Ovarian Hormones and the Gums
Just as in the rest of the body, there are hormone receptors in the mouth. Estrogen in proper amounts promotes healing. However, when there is plaque present, Ms. Vander Stoep notes that the gums can become puffy, red and prone to bleeding during the estrogen peaks that occur just before ovulation and just before menstruation. The high levels of progesterone and estrogens during pregnancy can also lead to swelling and bleeding of the gums. In addition, high estrogen and progesterone levels favor the growth of some bacteria, which can destroy tissue. Birth control pills create a deficiency of folic acid, which also delays gum healing.
A Simple Solution to a Burning Problem
Written by Kathy Lynch, PharmD - Women's International Pharmacy
Burning Mouth Syndrome (BMS) is a mysterious disorder which often afflicts peri- and postmenopausal women. Studies regarding this syndrome are scarce and treatment options are often ineffective. The most current theory suggests that BMS is a kind of peripheral nerve disorder. Clonazepam, a medication often used for anxiety, has been found to be somewhat effective, though not in a majority of cases.
It is interesting to note that some studies have measured Candida in patients with BMS. In a study of 150 people, two fifths of the patients had an oral Candida species identified by culture. Another small study of 13 patients found Candida glabrata in BMS patient saliva samples. Still a third study found Candida albicans more prevalent in the saliva of BMS patients than in a healthy control group. Phyllis Balch, in her book "Prescription for Nutritional Healing", also suggest that BMS may be related to Candida.
The University of Connecticut Health Center website recommends a trial therapy of Nystatin troches which slowly disolve in the mouth. Some BMS patients get results in as little as two weeks while other patients require an extended period of treatment. In addition, this pharmacist has personal experience with using Nystatin oral suspension to relieve burning mouth symptoms. If you suffer from BMS, you may want to give Nystatin therapy a try.
"Growth of the fungal pathogen Candida in parotid saliva of patients with burning mouth syndrome" Chen Q, Samaranayake LP Microbios. 2000;102(401):45-52
"Prospective study of aetiological factors in burning mouth syndrome" Lamey PJ, Lamb AB. BMJ.1988 Apr 30;296:1243-1246
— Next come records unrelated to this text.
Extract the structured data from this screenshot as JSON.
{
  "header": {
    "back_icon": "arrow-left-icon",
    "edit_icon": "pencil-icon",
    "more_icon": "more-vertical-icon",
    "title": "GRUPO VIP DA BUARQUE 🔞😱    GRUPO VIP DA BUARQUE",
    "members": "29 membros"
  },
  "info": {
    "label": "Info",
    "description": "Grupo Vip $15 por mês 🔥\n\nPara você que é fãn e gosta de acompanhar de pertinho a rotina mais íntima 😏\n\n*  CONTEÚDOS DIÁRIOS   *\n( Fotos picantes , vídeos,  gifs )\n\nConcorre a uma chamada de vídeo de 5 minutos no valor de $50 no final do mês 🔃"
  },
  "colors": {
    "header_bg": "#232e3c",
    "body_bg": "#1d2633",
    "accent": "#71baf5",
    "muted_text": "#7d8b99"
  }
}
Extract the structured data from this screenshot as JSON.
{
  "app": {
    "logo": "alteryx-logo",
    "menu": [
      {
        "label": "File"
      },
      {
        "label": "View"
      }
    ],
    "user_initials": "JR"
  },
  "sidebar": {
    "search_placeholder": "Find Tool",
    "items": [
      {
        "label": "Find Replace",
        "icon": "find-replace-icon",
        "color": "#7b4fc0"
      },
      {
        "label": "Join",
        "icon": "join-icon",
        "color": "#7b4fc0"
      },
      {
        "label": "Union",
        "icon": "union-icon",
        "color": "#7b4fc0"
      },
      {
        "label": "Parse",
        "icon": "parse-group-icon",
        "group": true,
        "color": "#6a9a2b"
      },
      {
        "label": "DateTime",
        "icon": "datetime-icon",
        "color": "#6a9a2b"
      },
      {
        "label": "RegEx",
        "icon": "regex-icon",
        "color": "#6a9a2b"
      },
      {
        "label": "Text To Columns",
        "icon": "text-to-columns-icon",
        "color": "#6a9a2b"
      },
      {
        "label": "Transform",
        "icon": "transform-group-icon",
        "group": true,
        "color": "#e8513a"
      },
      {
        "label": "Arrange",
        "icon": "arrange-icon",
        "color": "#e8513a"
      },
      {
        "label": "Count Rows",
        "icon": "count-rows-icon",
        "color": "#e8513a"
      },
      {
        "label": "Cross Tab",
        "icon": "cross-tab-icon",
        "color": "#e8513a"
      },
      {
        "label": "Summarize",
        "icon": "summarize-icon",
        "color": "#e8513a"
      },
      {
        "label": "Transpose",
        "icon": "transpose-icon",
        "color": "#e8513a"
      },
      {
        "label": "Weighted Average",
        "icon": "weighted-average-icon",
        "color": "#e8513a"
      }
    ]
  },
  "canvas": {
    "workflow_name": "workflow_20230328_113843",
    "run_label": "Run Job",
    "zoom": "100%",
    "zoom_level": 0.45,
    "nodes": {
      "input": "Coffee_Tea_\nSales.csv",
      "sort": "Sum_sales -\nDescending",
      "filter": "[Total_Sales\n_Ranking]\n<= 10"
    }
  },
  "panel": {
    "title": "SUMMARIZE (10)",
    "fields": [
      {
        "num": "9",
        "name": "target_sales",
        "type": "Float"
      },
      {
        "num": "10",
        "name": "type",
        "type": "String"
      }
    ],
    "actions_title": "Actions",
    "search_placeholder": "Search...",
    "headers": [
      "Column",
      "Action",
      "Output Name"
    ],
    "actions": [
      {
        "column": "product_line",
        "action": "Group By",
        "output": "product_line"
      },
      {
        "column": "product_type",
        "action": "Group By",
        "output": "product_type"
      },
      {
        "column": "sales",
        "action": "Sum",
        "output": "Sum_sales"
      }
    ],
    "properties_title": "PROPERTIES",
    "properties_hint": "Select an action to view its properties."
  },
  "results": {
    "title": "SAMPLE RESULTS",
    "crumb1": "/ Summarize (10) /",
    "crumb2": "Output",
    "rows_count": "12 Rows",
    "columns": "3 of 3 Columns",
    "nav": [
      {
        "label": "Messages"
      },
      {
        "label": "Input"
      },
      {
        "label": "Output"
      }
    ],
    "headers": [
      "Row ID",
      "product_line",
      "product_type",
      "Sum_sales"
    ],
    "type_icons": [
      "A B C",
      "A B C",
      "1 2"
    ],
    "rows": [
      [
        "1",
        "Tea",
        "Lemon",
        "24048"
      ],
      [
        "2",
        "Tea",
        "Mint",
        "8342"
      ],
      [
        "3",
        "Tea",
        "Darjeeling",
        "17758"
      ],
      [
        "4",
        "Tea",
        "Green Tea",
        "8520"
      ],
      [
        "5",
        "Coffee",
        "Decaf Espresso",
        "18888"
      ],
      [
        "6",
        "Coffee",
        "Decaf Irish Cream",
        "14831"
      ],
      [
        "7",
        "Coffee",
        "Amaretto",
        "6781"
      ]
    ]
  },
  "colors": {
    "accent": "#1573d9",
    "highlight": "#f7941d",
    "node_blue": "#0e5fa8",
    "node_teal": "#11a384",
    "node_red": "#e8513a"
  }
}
"Oral carriage of Candida species and coliforms in patients with burning mouth syndrome" Samaranayake LP, Lamb AB, Lamey PJ, Macfarlane TW J Oral Pathol Med. 1989 Apr;18(4):233-5
"Burning Mouth Syndrome: Correlation of treatment to clinical variables of the disease" Silvestre-Rangil J, Silvestre FJ, Tamarit-Santafe C, Bautista D Med Oral Patol Oral Cir Bucal. 2011 Nov 1;16(7):e890-4
"Prescription for Nutritional Healing" Balch P, Balch J 3rd ed. New York, NY: Avery; 2000:263-266
University of Connecticut Health Center website